Your instructions
Could you return every line of the material that contains the word "User"?

The data
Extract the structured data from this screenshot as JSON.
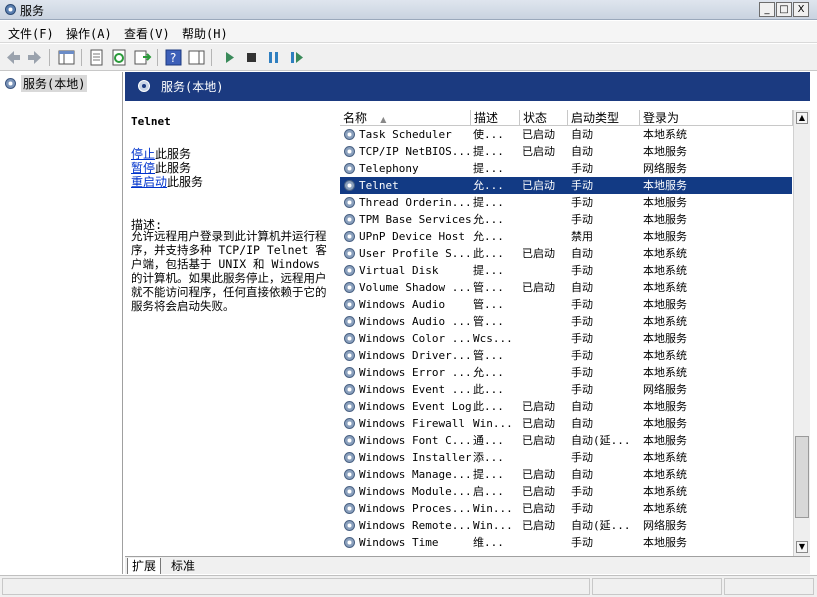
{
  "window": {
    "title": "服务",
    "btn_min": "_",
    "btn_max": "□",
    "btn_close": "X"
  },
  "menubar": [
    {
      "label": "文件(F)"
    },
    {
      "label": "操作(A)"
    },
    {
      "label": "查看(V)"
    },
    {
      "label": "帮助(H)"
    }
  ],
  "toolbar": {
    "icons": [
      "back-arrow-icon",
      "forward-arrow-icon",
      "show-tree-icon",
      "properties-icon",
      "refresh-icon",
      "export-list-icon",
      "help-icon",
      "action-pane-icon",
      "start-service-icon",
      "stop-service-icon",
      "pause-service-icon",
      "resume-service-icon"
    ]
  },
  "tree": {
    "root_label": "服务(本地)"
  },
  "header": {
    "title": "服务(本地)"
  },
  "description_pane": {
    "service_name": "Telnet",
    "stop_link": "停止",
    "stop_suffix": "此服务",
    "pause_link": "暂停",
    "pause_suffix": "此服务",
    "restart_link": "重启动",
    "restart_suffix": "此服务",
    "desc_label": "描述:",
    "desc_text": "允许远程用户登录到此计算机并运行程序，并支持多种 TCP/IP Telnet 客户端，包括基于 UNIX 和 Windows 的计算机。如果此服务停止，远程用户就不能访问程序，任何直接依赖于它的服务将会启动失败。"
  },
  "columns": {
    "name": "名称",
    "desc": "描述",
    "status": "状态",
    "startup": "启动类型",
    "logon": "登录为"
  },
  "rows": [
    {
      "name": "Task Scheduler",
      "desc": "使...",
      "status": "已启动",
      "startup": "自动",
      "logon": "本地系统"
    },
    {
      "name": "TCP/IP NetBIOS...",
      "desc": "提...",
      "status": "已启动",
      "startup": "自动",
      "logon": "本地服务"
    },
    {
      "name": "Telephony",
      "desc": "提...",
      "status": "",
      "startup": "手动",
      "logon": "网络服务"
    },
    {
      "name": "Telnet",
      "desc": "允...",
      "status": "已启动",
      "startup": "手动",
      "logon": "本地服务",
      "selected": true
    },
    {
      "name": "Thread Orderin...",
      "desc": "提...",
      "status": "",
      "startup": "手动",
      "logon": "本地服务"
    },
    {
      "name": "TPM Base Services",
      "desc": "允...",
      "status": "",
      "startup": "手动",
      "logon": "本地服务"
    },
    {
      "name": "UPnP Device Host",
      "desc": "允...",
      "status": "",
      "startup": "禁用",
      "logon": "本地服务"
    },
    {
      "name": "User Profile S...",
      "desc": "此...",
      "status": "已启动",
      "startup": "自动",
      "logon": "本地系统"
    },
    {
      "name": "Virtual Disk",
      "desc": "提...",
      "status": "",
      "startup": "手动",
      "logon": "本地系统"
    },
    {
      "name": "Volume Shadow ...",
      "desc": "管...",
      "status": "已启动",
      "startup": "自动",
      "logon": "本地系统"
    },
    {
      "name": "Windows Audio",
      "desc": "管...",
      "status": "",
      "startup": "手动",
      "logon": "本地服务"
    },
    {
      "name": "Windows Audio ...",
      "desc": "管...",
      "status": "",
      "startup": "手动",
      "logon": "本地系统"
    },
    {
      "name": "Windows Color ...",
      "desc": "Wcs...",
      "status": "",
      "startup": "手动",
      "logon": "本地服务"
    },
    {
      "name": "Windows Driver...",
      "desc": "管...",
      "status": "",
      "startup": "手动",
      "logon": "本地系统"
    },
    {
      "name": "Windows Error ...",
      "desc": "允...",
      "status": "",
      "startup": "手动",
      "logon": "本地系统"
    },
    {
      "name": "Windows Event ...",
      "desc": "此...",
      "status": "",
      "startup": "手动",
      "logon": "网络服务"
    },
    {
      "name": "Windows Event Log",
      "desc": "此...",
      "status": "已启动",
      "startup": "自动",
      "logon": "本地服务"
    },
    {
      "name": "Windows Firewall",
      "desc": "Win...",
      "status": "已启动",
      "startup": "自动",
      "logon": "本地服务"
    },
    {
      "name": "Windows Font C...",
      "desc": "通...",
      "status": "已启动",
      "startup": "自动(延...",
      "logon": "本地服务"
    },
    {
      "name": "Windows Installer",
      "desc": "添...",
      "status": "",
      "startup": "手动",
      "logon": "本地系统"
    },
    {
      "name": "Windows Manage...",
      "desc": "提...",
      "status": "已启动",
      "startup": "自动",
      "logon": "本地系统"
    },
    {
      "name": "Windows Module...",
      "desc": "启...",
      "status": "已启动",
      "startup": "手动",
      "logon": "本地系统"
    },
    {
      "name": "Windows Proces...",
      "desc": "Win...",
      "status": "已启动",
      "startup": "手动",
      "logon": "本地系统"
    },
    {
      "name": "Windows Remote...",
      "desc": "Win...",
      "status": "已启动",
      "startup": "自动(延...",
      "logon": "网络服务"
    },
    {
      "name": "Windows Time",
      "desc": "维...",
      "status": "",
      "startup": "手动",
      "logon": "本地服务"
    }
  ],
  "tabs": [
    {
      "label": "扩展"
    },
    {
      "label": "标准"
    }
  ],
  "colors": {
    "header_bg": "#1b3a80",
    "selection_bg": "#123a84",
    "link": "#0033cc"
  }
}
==
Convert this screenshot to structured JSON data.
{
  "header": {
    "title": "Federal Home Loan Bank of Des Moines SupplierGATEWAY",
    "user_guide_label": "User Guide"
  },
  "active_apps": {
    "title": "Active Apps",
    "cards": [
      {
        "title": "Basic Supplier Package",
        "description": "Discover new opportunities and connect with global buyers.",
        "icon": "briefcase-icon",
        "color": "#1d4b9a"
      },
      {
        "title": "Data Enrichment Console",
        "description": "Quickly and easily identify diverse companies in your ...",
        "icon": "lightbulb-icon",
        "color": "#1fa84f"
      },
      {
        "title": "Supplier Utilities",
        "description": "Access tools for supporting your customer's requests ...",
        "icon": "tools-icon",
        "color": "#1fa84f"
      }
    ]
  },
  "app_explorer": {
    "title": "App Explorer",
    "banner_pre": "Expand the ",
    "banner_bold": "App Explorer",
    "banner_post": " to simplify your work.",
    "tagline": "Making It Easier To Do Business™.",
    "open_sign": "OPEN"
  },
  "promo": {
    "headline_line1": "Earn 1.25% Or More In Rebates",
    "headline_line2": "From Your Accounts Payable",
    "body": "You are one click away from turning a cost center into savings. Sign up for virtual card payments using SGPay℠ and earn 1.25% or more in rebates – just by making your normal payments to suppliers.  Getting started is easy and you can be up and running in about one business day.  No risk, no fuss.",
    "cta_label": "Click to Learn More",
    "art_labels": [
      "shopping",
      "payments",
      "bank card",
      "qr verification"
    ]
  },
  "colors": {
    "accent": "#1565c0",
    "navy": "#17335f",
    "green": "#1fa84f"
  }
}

Reply to the task
      "name": "User Profile S...",
    "user_guide_label": "User Guide"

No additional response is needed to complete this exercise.